So I knew it was not only not enough to stop disliking the dirtman, and all his descendants as well, but now I have to deliberately demonstrate my love for him. My natural man couldn’t take it – no way. But by now I know how to handle my natural man. I know, thanks initially to secular sychologist William James, that I cannot control my feelings, but I certainly can control what I think, say, and do. So I went on my knees to God and prayed thus:

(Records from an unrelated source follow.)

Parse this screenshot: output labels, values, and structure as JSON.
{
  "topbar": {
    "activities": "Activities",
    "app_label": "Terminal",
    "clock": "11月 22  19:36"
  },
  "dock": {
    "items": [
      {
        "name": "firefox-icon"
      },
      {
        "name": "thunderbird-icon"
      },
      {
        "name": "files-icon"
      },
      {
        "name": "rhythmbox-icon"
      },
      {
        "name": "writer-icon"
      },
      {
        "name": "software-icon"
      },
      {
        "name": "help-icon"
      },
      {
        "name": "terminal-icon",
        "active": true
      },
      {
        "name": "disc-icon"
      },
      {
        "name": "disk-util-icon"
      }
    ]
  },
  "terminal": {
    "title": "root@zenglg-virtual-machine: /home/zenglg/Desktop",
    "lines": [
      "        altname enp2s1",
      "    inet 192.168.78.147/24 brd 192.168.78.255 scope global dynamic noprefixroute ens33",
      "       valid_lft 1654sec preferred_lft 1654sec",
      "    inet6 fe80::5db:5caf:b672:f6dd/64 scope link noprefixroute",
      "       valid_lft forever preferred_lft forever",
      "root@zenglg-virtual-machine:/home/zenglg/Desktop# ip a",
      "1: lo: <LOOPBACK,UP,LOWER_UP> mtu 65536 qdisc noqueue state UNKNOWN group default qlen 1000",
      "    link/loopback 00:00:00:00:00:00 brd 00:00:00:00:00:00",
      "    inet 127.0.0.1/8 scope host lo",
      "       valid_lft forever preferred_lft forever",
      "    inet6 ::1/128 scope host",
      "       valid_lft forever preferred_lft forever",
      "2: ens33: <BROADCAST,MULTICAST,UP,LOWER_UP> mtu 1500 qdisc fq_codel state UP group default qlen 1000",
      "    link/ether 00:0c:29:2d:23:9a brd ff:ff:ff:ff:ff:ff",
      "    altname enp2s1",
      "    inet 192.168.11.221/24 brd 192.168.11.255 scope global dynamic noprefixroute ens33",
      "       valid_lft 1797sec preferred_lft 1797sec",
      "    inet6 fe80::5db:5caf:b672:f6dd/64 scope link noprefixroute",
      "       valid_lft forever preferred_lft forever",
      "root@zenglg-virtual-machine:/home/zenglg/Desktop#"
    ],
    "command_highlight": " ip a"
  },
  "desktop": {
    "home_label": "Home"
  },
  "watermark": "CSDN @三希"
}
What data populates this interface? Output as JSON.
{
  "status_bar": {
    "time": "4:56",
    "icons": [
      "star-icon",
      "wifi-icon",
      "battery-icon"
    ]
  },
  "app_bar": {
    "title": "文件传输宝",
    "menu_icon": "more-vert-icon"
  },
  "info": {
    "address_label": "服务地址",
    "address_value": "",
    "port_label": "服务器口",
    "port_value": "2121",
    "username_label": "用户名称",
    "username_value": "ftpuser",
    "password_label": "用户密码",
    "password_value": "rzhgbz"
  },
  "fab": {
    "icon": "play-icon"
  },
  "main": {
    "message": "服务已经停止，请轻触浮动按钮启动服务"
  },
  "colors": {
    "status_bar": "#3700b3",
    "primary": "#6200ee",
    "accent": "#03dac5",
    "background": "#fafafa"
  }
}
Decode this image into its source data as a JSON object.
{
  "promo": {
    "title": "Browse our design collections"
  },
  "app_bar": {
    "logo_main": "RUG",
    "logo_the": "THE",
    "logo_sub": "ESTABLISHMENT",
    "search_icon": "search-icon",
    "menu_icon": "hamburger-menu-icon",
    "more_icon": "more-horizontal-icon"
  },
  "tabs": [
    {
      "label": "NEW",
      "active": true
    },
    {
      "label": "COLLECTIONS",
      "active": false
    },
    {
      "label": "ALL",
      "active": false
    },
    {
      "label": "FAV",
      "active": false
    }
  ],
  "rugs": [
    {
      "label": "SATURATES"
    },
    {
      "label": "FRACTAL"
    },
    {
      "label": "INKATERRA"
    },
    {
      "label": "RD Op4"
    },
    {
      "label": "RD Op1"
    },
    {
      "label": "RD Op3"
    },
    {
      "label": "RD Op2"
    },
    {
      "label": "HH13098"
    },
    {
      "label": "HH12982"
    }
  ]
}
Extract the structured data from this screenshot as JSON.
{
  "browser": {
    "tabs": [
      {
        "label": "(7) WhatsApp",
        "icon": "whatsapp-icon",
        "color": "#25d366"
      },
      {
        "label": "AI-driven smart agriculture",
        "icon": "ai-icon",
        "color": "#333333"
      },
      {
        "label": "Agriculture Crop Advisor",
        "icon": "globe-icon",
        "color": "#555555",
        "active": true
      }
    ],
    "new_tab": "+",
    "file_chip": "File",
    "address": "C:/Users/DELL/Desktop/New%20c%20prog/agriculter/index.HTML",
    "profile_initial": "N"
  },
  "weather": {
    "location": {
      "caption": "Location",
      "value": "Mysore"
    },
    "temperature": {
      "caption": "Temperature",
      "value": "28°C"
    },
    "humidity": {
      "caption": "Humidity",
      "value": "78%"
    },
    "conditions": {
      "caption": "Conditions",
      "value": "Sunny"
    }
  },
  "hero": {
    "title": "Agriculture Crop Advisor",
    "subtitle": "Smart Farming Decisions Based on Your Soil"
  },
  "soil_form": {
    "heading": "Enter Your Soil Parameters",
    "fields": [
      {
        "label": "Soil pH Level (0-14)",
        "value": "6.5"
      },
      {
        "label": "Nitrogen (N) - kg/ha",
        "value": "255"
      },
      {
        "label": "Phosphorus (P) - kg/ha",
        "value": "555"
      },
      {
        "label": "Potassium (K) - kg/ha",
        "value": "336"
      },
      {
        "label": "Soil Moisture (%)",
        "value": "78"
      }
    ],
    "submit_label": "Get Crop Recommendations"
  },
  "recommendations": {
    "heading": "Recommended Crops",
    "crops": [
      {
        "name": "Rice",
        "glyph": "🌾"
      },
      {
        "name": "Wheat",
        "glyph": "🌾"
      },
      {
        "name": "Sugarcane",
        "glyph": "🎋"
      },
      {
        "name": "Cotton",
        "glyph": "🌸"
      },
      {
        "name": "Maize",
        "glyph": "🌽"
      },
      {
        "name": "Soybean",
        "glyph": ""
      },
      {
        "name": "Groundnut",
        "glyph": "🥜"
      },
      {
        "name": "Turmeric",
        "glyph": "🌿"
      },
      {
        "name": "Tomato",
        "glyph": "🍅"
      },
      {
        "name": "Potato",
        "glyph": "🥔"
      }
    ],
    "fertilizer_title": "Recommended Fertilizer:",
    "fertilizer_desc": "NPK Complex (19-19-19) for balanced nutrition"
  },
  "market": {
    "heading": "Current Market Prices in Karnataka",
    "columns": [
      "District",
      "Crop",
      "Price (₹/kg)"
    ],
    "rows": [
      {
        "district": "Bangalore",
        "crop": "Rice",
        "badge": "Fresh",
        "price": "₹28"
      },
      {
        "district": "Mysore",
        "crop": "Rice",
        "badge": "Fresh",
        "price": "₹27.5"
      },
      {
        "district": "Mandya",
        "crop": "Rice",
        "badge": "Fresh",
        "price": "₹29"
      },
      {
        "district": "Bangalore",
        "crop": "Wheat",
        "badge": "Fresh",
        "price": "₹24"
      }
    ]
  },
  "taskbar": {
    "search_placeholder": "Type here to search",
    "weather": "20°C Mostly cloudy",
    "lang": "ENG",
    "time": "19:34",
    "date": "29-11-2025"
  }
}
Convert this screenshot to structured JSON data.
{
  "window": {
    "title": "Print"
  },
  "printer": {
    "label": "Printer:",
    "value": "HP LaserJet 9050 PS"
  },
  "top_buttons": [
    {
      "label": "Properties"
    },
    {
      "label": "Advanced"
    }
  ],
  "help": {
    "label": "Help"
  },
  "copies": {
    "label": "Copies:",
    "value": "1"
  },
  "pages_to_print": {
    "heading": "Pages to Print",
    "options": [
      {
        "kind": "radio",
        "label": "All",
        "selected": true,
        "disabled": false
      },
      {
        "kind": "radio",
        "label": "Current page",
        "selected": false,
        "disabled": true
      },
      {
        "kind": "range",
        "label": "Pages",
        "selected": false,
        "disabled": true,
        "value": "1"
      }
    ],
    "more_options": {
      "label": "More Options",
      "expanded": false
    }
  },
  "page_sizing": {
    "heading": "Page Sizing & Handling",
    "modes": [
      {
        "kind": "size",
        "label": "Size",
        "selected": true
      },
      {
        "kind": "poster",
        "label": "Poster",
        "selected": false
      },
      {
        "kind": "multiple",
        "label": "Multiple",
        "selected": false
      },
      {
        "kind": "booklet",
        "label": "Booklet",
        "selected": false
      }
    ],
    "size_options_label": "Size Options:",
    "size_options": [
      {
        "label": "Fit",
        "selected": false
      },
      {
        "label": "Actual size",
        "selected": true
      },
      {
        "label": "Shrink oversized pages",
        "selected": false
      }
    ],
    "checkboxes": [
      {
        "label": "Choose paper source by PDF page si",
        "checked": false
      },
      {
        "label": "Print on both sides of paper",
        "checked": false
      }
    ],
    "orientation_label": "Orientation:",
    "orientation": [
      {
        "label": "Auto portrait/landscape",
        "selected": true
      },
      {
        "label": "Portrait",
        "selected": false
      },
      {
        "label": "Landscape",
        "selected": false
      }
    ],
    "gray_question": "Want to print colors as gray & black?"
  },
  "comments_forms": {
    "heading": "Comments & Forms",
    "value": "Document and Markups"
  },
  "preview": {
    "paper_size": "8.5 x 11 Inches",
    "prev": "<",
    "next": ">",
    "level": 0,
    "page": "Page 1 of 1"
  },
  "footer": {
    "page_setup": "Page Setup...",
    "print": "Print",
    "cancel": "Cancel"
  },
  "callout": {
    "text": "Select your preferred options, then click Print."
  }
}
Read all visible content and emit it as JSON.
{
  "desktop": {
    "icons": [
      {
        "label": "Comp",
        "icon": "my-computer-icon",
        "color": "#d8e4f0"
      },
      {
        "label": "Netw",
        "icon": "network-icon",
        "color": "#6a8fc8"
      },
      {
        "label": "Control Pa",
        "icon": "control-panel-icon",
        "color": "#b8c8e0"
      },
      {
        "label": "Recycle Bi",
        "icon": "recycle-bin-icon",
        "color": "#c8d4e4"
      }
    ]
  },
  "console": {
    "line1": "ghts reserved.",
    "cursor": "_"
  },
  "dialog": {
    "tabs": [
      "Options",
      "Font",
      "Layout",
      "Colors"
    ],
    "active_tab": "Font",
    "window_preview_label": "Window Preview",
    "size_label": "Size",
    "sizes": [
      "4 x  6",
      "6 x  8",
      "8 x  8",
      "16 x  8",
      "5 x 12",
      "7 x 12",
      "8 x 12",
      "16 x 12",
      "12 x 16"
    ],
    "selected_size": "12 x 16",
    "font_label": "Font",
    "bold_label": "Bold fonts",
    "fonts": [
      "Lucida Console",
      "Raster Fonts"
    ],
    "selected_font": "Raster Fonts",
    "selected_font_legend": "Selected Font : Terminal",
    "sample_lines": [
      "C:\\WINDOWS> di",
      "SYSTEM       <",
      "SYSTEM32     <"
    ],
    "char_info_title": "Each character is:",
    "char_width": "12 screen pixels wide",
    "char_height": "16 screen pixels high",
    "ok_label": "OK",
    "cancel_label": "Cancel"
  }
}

‘Lord, you know there is no way I can come to like that man naturally. I suppose I can keep myself from hating him with a deadly hatred, but there’s no way I want to have anything to do with him. I certainly don’t want to see him struck with a bolt of lightning, or see his family suffer a tragedy, but I, that is, my natural man, would certainly enjoy seeing him in a situation where he is having a heart problem and his children are struggling to find a car to take him to the hospital. Now that’s what I feel naturally, Lord, and there’s nothing I can do directly to confront those feelings. But you have shown me what I can do: Ignoring my natural man and his feelings, my spiritual man can pray for him and his family. And I am doing that now. Lord, bless that man and his family. Prosper them…’

As I write this, after having prayed for him, my natural feelings remain stubbornly the same toward the man. No, I can’t say, ‘Hey presto! I prayed for my enemy, and behold, now my love for him is brimful and overflowing in my heart.’ But I can certainly say that I now have a clear conscience before God, and I know that I am on my way eventually to loving him with my feelings as much as with my will. God will grant that change in me in his own time. In the meantime, every time thoughts of the dirt he did to us froth up in my mind, my spiritual man can be directed by my will – against my natural feelings – to immediately ask God to bless him.

Praise God for the spiritual man in me – his Holy Spirit, indeed God himself living in me (Isaiah 7:14. John 14:23).

‘When a deep injury is done us, we never recover until we forgive.’   Alan Paton, author of Cry, The Beloved Country

 

Pappa Joseph

 

P.S.  Two years after I wrote the above message, I can say – praise God – that if I were to encounter that dirtman again, I would smile at him from my heart and look for an opportunity to befriend him.